Edward DeMarco, acting director of the Federal Housing Finance Agency (FHFA) announced this week that government-backed mortgage firms Fannie Mae and Freddie Mac will not be allowed to reduce loan balances of struggling homeowners.
According to DeMarco, the agency's analysis showed no guaranteed financial benefit would come from lowering amounts for select mortgage owners, and, that it could cause some borrowers to purposely default in hopes of receiving aid from taxpayers.
The move comes as a severe blow to the Obama administration, as it has been trying to soften the the fall of the housing crisis by expanding aid to the more than 11 million borrowers who owe more than their homes are worth.
Treasury secretary Timothy Geithner has criticized the decision to not supply aid, saying that targeted principal reductions would supply much needed aid to the nation. He also wrote a letter to DeMarco, acknowledging that the acting director had every right to forbid reductions, but it was a poor decision.

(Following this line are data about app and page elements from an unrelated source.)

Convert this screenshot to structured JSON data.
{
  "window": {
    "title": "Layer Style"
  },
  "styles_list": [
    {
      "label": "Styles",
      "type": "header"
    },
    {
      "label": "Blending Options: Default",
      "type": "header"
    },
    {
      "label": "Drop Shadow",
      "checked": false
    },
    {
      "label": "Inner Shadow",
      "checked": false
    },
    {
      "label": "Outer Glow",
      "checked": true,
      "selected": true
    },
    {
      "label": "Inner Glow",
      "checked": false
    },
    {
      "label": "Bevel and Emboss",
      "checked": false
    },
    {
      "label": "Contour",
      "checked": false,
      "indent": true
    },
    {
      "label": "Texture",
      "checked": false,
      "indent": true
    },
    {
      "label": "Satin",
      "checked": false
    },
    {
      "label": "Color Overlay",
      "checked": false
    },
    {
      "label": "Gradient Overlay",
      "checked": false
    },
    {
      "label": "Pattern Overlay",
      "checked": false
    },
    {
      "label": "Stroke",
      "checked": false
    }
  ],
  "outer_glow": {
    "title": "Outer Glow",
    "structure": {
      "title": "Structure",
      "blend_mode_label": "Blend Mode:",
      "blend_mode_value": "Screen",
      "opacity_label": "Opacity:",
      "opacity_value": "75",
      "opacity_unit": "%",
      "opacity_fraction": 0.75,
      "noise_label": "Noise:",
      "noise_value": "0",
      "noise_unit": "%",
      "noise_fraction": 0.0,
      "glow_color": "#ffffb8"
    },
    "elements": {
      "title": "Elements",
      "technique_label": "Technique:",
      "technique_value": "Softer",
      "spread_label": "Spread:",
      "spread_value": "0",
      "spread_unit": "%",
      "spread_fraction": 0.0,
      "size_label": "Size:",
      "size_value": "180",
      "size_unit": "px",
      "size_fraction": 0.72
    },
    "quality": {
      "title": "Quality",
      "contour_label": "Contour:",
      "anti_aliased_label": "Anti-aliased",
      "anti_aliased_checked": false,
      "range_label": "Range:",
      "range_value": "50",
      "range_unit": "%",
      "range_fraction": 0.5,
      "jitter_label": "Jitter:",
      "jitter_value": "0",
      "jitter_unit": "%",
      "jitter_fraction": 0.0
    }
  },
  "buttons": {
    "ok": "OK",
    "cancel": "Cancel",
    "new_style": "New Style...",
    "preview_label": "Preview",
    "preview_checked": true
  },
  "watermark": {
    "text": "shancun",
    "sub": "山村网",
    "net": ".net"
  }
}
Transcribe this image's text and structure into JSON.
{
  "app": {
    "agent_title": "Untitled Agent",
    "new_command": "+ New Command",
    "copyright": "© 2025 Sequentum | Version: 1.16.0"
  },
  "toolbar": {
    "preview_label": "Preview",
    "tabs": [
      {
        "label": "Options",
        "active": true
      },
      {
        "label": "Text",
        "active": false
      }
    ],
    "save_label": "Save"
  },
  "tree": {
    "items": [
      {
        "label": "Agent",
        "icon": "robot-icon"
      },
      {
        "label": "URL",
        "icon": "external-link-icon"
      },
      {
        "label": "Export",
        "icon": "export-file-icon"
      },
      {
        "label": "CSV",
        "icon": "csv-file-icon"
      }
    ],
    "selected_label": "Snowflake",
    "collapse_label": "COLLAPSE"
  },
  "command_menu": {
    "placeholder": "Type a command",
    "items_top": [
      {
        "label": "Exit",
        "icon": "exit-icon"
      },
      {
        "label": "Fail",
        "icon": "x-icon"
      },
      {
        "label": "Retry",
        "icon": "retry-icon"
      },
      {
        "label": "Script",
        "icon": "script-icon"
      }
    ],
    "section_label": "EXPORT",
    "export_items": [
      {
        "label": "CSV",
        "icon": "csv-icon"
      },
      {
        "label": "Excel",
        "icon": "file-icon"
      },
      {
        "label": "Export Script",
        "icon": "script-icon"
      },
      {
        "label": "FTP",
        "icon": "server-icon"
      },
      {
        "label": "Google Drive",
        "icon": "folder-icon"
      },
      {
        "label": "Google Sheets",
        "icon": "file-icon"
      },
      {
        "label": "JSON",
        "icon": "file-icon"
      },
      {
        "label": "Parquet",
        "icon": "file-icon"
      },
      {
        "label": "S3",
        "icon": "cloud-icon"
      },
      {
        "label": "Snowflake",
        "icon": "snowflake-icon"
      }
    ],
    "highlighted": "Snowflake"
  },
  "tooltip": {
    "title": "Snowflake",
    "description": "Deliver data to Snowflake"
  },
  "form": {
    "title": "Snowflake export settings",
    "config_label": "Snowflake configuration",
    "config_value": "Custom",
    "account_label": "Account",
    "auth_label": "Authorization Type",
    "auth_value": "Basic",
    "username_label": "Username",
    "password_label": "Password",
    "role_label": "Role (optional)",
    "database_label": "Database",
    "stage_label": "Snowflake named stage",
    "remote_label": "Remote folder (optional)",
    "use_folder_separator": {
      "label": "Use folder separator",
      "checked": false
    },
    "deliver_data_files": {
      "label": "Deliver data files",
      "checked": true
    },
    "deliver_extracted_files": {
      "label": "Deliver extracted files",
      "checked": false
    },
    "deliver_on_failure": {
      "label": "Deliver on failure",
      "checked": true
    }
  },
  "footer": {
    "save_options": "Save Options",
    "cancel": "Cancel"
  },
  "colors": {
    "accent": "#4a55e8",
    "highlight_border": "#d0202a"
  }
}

"Five years into the housing crisis, millions of homeowners are still struggling to stay in their homes and the legacy of the crisis continues to weigh on the market," Geithner wrote. "You have the power to help more struggling homeowners and help heal the remaining damage from the housing crisis."

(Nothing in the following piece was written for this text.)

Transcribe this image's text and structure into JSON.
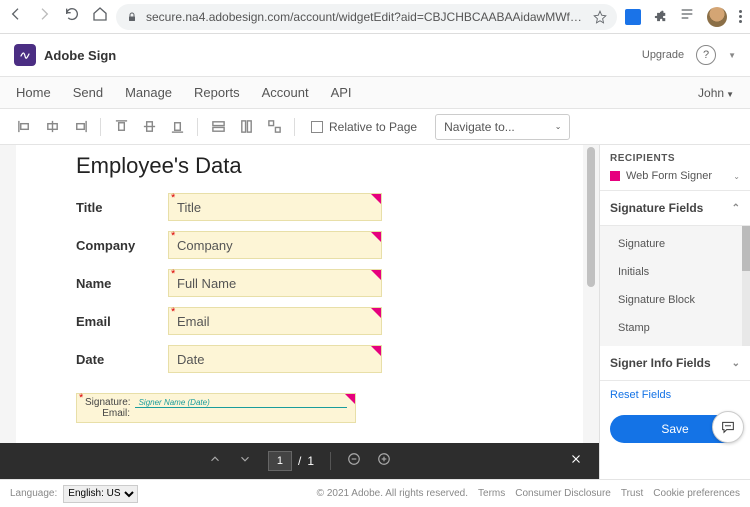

Geithner would like to spend two to three years devoted to using "aggressive and creative" programs, according to Bloomberg. When he addressed the Los Angeles World Affairs Council, Geithner said that one of the most powerful tools that can be used right now to find relief for the housing market is by making it easier for individuals to refinance their mortgages.

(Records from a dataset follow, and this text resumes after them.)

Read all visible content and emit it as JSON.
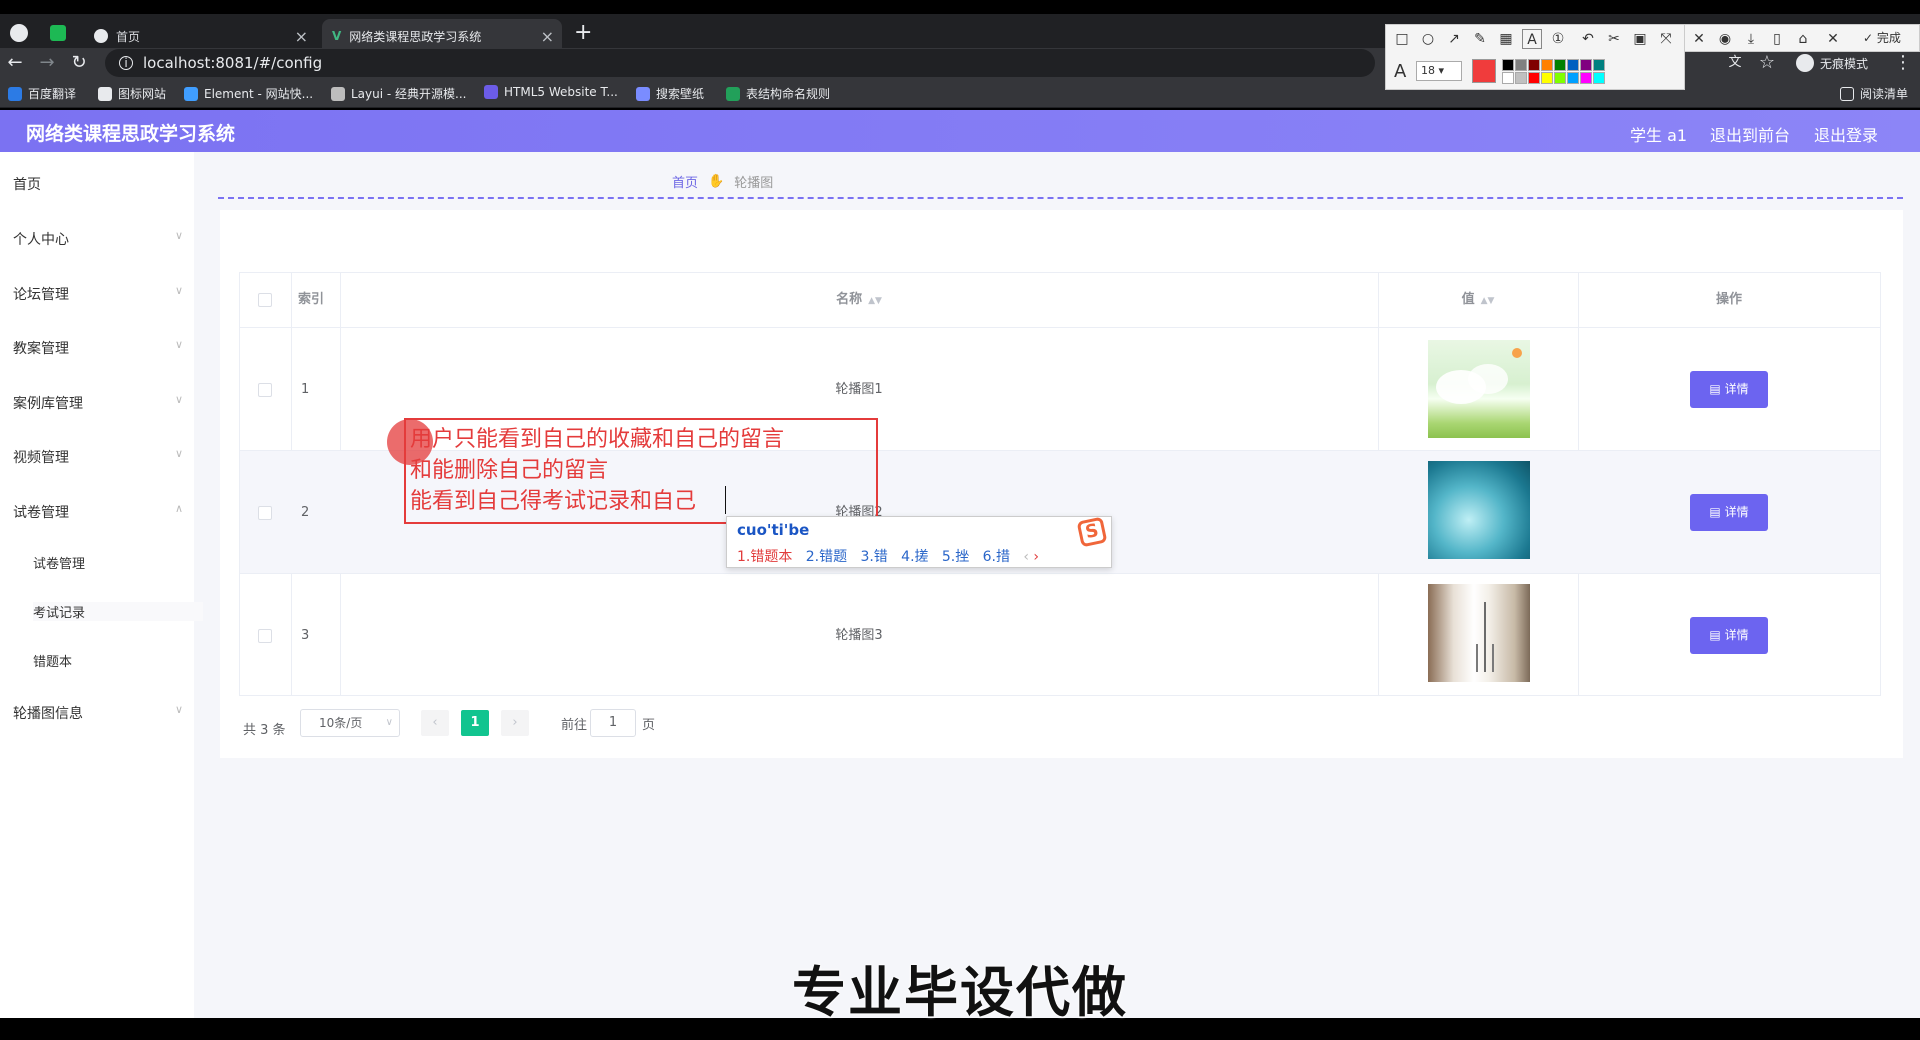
{
  "browser": {
    "tabs": [
      {
        "label": "首页"
      },
      {
        "label": "网络类课程思政学习系统"
      }
    ],
    "url": "localhost:8081/#/config",
    "bookmarks": [
      "百度翻译",
      "图标网站",
      "Element - 网站快...",
      "Layui - 经典开源模...",
      "HTML5 Website T...",
      "搜索壁纸",
      "表结构命名规则"
    ],
    "right_labels": {
      "incognito": "无痕模式",
      "reading_list": "阅读清单"
    }
  },
  "annotation_tool": {
    "font_size": "18",
    "done_label": "完成",
    "colors": [
      "#f03c3c",
      "#000000",
      "#808080",
      "#800000",
      "#ff8000",
      "#008000",
      "#0060c0",
      "#800080",
      "#008080",
      "#ffffff",
      "#c0c0c0",
      "#ff0000",
      "#ffff00",
      "#80ff00",
      "#00a0ff",
      "#ff00ff",
      "#00ffff"
    ]
  },
  "header": {
    "title": "网络类课程思政学习系统",
    "user": "学生 a1",
    "to_front": "退出到前台",
    "logout": "退出登录"
  },
  "sidebar": {
    "items": [
      "首页",
      "个人中心",
      "论坛管理",
      "教案管理",
      "案例库管理",
      "视频管理",
      "试卷管理",
      "试卷管理",
      "考试记录",
      "错题本",
      "轮播图信息"
    ]
  },
  "breadcrumb": {
    "home": "首页",
    "current": "轮播图"
  },
  "table": {
    "headers": {
      "index": "索引",
      "name": "名称",
      "value": "值",
      "action": "操作"
    },
    "rows": [
      {
        "index": "1",
        "name": "轮播图1"
      },
      {
        "index": "2",
        "name": "轮播图2"
      },
      {
        "index": "3",
        "name": "轮播图3"
      }
    ],
    "detail_label": "详情"
  },
  "pagination": {
    "total": "共 3 条",
    "page_size": "10条/页",
    "current": "1",
    "goto_prefix": "前往",
    "goto_value": "1",
    "goto_suffix": "页"
  },
  "overlay": {
    "note": "用户只能看到自己的收藏和自己的留言\n和能删除自己的留言\n能看到自己得考试记录和自己",
    "ime_composition": "cuo'ti'be",
    "ime_candidates": [
      "1.错题本",
      "2.错题",
      "3.错",
      "4.搓",
      "5.挫",
      "6.措"
    ]
  },
  "caption": "专业毕设代做"
}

As the U.S. government continues to debate as to the best way to solve the housing crisis, current lenders should invest in loan management software. Whether lenders are new or old, it is still beneficial to ensure that the right repayment plan is created for each individual homeowner.